THE PROBLEM:
Every entry that follows should be reproduced exactly.

TASK MATERIAL Start Marker

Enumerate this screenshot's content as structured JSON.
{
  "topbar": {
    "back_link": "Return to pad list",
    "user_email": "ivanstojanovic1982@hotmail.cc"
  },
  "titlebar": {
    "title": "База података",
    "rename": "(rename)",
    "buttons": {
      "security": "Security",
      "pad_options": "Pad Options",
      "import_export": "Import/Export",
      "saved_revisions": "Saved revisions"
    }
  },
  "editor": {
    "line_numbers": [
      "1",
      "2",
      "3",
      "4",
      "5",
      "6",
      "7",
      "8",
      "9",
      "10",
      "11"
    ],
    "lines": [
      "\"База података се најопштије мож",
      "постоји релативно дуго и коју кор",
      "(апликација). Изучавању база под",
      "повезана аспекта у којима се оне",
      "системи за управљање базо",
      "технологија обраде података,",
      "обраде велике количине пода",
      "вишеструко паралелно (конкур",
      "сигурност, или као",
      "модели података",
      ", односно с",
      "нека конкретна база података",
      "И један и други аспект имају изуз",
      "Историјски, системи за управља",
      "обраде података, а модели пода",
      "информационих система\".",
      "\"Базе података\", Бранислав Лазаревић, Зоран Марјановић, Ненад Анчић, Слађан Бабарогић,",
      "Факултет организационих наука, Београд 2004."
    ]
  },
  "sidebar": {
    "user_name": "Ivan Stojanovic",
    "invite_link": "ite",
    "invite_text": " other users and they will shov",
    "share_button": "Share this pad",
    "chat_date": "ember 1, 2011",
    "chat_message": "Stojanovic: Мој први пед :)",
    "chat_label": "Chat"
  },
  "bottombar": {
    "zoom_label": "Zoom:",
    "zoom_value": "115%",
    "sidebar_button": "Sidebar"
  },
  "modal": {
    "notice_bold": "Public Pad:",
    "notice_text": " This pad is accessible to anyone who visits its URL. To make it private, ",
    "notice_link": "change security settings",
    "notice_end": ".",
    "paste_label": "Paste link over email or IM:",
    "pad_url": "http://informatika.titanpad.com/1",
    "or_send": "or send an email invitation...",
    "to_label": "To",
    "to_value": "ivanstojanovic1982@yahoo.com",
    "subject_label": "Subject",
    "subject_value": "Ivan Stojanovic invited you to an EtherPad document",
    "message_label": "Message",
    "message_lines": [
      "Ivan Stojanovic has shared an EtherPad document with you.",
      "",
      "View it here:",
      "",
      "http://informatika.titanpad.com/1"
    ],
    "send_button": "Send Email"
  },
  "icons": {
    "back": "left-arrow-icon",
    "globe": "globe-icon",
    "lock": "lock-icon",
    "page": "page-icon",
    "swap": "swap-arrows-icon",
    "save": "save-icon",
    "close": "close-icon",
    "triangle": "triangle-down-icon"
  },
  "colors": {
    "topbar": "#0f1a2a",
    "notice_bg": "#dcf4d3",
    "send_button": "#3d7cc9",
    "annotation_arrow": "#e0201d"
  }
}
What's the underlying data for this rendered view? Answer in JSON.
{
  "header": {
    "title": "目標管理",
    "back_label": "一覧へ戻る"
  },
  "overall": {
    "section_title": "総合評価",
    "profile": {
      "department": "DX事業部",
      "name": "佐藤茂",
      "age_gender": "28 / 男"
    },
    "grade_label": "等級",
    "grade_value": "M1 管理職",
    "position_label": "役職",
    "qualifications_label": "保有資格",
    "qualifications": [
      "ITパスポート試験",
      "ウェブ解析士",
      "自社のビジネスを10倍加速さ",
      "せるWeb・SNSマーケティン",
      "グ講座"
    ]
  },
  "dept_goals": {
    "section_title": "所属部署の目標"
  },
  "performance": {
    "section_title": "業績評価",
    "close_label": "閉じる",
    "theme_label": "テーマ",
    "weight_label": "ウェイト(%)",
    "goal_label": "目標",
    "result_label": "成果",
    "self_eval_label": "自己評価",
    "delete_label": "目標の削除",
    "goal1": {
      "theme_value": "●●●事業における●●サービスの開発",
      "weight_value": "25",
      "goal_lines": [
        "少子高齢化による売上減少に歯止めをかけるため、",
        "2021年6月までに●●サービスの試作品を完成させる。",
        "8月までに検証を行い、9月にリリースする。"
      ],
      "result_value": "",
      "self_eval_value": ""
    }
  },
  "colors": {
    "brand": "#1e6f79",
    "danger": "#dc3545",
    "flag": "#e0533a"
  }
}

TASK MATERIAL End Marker

WRITTEN REPLY:
Enumerate this screenshot's content as structured JSON.
{
  "topbar": {
    "back_link": "Return to pad list",
    "user_email": "ivanstojanovic1982@hotmail.cc"
  },
  "titlebar": {
    "title": "База података",
    "rename": "(rename)",
    "buttons": {
      "security": "Security",
      "pad_options": "Pad Options",
      "import_export": "Import/Export",
      "saved_revisions": "Saved revisions"
    }
  },
  "editor": {
    "line_numbers": [
      "1",
      "2",
      "3",
      "4",
      "5",
      "6",
      "7",
      "8",
      "9",
      "10",
      "11"
    ],
    "lines": [
      "\"База података се најопштије мож",
      "постоји релативно дуго и коју кор",
      "(апликација). Изучавању база под",
      "повезана аспекта у којима се оне",
      "системи за управљање базо",
      "технологија обраде података,",
      "обраде велике количине пода",
      "вишеструко паралелно (конкур",
      "сигурност, или као",
      "модели података",
      ", односно с",
      "нека конкретна база података",
      "И један и други аспект имају изуз",
      "Историјски, системи за управља",
      "обраде података, а модели пода",
      "информационих система\".",
      "\"Базе података\", Бранислав Лазаревић, Зоран Марјановић, Ненад Анчић, Слађан Бабарогић,",
      "Факултет организационих наука, Београд 2004."
    ]
  },
  "sidebar": {
    "user_name": "Ivan Stojanovic",
    "invite_link": "ite",
    "invite_text": " other users and they will shov",
    "share_button": "Share this pad",
    "chat_date": "ember 1, 2011",
    "chat_message": "Stojanovic: Мој први пед :)",
    "chat_label": "Chat"
  },
  "bottombar": {
    "zoom_label": "Zoom:",
    "zoom_value": "115%",
    "sidebar_button": "Sidebar"
  },
  "modal": {
    "notice_bold": "Public Pad:",
    "notice_text": " This pad is accessible to anyone who visits its URL. To make it private, ",
    "notice_link": "change security settings",
    "notice_end": ".",
    "paste_label": "Paste link over email or IM:",
    "pad_url": "http://informatika.titanpad.com/1",
    "or_send": "or send an email invitation...",
    "to_label": "To",
    "to_value": "ivanstojanovic1982@yahoo.com",
    "subject_label": "Subject",
    "subject_value": "Ivan Stojanovic invited you to an EtherPad document",
    "message_label": "Message",
    "message_lines": [
      "Ivan Stojanovic has shared an EtherPad document with you.",
      "",
      "View it here:",
      "",
      "http://informatika.titanpad.com/1"
    ],
    "send_button": "Send Email"
  },
  "icons": {
    "back": "left-arrow-icon",
    "globe": "globe-icon",
    "lock": "lock-icon",
    "page": "page-icon",
    "swap": "swap-arrows-icon",
    "save": "save-icon",
    "close": "close-icon",
    "triangle": "triangle-down-icon"
  },
  "colors": {
    "topbar": "#0f1a2a",
    "notice_bg": "#dcf4d3",
    "send_button": "#3d7cc9",
    "annotation_arrow": "#e0201d"
  }
}
What's the underlying data for this rendered view? Answer in JSON.
{
  "header": {
    "title": "目標管理",
    "back_label": "一覧へ戻る"
  },
  "overall": {
    "section_title": "総合評価",
    "profile": {
      "department": "DX事業部",
      "name": "佐藤茂",
      "age_gender": "28 / 男"
    },
    "grade_label": "等級",
    "grade_value": "M1 管理職",
    "position_label": "役職",
    "qualifications_label": "保有資格",
    "qualifications": [
      "ITパスポート試験",
      "ウェブ解析士",
      "自社のビジネスを10倍加速さ",
      "せるWeb・SNSマーケティン",
      "グ講座"
    ]
  },
  "dept_goals": {
    "section_title": "所属部署の目標"
  },
  "performance": {
    "section_title": "業績評価",
    "close_label": "閉じる",
    "theme_label": "テーマ",
    "weight_label": "ウェイト(%)",
    "goal_label": "目標",
    "result_label": "成果",
    "self_eval_label": "自己評価",
    "delete_label": "目標の削除",
    "goal1": {
      "theme_value": "●●●事業における●●サービスの開発",
      "weight_value": "25",
      "goal_lines": [
        "少子高齢化による売上減少に歯止めをかけるため、",
        "2021年6月までに●●サービスの試作品を完成させる。",
        "8月までに検証を行い、9月にリリースする。"
      ],
      "result_value": "",
      "self_eval_value": ""
    }
  },
  "colors": {
    "brand": "#1e6f79",
    "danger": "#dc3545",
    "flag": "#e0533a"
  }
}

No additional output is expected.